The contract is signed and the salesperson leaves, but the next day the homeownercalls to report that her son (or daughter or grandson) says the windows (orsunroom or siding) costs too much, and she wants to cancel. How do youhandle these third-party kills?
The problem exists because too many companies sell lower-quality products andservices, says Mark Curry, president and CEO of Appleby Window Systems, inYork, Pa. They set the bar too low. “When a third party hears thattheir friend or relative has just purchased a home improvement product at aprice two or three times more than the commodity product or service, thenthe immediate conclusion is that this person has overpaid.”
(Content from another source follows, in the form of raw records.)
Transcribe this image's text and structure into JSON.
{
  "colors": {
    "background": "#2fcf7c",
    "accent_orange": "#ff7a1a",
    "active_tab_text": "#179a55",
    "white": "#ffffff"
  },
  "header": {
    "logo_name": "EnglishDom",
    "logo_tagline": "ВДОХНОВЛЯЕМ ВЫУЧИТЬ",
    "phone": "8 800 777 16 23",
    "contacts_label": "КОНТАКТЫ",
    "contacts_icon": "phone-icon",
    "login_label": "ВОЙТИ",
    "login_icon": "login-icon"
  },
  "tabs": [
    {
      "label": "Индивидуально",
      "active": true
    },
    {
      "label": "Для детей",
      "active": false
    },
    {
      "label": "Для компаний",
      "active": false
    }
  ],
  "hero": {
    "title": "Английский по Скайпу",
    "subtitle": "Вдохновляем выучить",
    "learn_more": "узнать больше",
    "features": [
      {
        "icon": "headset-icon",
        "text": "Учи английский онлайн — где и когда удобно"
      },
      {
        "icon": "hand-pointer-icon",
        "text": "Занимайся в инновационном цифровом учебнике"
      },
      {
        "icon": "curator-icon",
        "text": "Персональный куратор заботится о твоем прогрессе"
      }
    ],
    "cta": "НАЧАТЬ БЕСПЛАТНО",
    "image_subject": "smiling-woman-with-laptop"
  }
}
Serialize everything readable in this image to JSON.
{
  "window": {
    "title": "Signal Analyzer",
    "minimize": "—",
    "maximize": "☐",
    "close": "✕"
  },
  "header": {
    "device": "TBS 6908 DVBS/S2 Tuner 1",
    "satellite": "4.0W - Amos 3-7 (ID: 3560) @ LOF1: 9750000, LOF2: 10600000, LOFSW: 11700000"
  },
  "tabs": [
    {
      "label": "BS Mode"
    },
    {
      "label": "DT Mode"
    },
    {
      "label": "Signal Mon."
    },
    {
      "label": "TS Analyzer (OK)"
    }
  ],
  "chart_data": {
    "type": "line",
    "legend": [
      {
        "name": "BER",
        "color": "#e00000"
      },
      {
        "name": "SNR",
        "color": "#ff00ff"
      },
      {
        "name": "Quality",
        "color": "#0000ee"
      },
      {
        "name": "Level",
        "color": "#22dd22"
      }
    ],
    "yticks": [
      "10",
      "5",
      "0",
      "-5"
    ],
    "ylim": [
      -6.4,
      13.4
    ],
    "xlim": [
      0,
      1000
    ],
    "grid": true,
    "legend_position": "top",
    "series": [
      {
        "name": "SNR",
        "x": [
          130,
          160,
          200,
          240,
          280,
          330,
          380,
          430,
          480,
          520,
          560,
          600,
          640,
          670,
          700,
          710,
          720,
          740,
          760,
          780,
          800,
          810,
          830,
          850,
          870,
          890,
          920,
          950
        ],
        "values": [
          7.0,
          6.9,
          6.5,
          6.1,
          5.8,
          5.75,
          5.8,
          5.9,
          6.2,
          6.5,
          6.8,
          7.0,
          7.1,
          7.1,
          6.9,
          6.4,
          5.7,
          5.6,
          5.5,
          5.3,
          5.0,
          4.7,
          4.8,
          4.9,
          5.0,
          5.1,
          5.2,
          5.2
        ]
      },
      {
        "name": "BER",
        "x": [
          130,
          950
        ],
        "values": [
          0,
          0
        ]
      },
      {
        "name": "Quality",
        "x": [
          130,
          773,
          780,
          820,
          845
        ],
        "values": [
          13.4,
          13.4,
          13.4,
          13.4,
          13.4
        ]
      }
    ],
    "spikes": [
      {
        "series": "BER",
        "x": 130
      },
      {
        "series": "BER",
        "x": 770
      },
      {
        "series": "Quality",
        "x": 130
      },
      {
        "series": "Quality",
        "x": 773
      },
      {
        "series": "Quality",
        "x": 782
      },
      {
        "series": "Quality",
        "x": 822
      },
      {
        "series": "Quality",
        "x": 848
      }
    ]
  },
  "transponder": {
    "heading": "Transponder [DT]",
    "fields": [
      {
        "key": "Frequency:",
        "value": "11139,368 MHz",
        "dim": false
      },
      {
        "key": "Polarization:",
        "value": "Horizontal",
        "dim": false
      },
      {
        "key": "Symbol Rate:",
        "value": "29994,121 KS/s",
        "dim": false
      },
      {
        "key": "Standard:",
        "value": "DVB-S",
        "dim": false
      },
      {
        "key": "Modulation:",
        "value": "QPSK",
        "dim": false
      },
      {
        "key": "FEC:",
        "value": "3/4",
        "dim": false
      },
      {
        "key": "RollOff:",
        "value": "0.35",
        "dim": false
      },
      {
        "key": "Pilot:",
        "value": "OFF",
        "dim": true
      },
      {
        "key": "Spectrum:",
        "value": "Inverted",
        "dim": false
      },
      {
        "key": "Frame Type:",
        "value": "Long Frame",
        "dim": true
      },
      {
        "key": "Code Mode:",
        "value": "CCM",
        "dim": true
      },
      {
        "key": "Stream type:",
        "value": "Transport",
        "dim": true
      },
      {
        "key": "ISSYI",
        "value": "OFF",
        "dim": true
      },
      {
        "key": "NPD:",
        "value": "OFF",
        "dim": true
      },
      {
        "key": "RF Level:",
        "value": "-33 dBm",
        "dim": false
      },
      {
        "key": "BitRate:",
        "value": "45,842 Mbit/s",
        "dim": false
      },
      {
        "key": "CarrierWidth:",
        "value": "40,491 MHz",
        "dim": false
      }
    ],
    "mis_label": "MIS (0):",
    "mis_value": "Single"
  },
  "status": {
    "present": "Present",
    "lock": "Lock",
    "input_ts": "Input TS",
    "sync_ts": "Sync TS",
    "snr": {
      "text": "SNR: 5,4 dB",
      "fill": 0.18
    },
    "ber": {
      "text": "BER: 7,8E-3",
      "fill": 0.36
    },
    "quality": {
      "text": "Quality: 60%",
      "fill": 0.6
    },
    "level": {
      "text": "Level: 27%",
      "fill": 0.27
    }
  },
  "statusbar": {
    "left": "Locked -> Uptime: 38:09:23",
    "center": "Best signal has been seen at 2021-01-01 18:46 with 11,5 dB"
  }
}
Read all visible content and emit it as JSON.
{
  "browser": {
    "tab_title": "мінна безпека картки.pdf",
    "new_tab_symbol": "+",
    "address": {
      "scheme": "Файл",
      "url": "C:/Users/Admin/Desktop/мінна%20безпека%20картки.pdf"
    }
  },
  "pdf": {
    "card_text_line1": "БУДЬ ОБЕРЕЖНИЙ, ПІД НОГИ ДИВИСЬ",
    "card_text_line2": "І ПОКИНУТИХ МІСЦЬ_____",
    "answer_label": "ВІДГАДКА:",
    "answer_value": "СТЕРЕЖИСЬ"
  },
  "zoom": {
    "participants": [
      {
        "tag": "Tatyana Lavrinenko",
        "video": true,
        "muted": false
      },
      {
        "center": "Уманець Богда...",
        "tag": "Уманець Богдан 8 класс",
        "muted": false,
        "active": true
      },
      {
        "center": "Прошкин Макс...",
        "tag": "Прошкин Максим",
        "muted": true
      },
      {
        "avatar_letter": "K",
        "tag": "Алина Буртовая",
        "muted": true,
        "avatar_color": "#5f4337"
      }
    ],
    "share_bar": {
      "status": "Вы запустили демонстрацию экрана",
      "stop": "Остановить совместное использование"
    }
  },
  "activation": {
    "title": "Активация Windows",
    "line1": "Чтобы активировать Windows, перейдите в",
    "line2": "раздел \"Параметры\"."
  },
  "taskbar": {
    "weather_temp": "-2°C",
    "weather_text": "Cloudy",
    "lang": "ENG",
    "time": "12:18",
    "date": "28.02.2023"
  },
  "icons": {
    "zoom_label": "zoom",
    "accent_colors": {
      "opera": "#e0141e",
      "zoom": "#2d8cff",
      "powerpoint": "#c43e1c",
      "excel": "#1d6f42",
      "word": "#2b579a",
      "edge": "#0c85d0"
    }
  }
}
Anticipate Possible Problems As with all rescission, it's easier to anticipate third-party kills and sellagainst them than attempt to resell the homeowner and the third party oncethe contract has been cancelled. For instance, call-center people at TrueNorthHome Systems in Kennebunk, Maine, ask prospects whether there are otherdecision-makers who should be invited to the sales appointment. After that, though, it'sup to the salesperson. If, during the appointment, the homeownerbegins to talk about checking with a relative or friend, the TrueNorthsalesperson tries to two-step the process and come back when that third partyis there, says sales manager Brad McCrum. “Once [the thirdparty] sees the quality, they can be our biggest aid.”
Another option is to simply ask the homeowner to get the other person on thephone during the appointment, suggests Ken Bressler, president of Buildersand Remodelers in Minneapolis. “Often the kids say, ‘Let's goahead and do it,'” he says. Or, when the children who might object arementioned, the salesperson can agree that they have the homeowner's bestinterests at heart. But then he asks: As busy as they are, when was the lasttime those children last helped clean the windows?
Best Protection: A Solid Sell “The best way to defend against third-party influence is the sales presentation,” Currysays. “It has to be done so that the homeownerdoesn't just buy based on emotion, but understands the nuts and bolts ofthe decision.” If the logic behind the decision is sound, he explains, thecustomer can defend himself against third-party influence. “Ifthey make the decision merely on emotions — relationship selling or friendshipselling — the homeowner will second-guess his own decisionand be easily influenced by a third party.”
Tri-State Home Improvement salespeople button up their appointments with a question: “Doyou feel you made a good decision?” That anticipatesthird-party intervention later on, says Brad Pompilli, president ofthe Branford, Conn.–based home improvement company. “Normallypeople cancel because something is left up in the air. We should be answeringall questions in the demonstration.”
But third-party kiboshes happen. “Most of the time, you do end up gettingblindsided,” McCrum says. “I look at it as being more of anexcuse than an objection. They're not objecting to the price. They just don'twant to make the decision.”
Tri-State has an employee who goes out to visit the homeowner to determine whatthe problem is and try to negotiate the deal, “but it's difficult,” Pompillisays. “At that point, there's not a whole lot you cando.”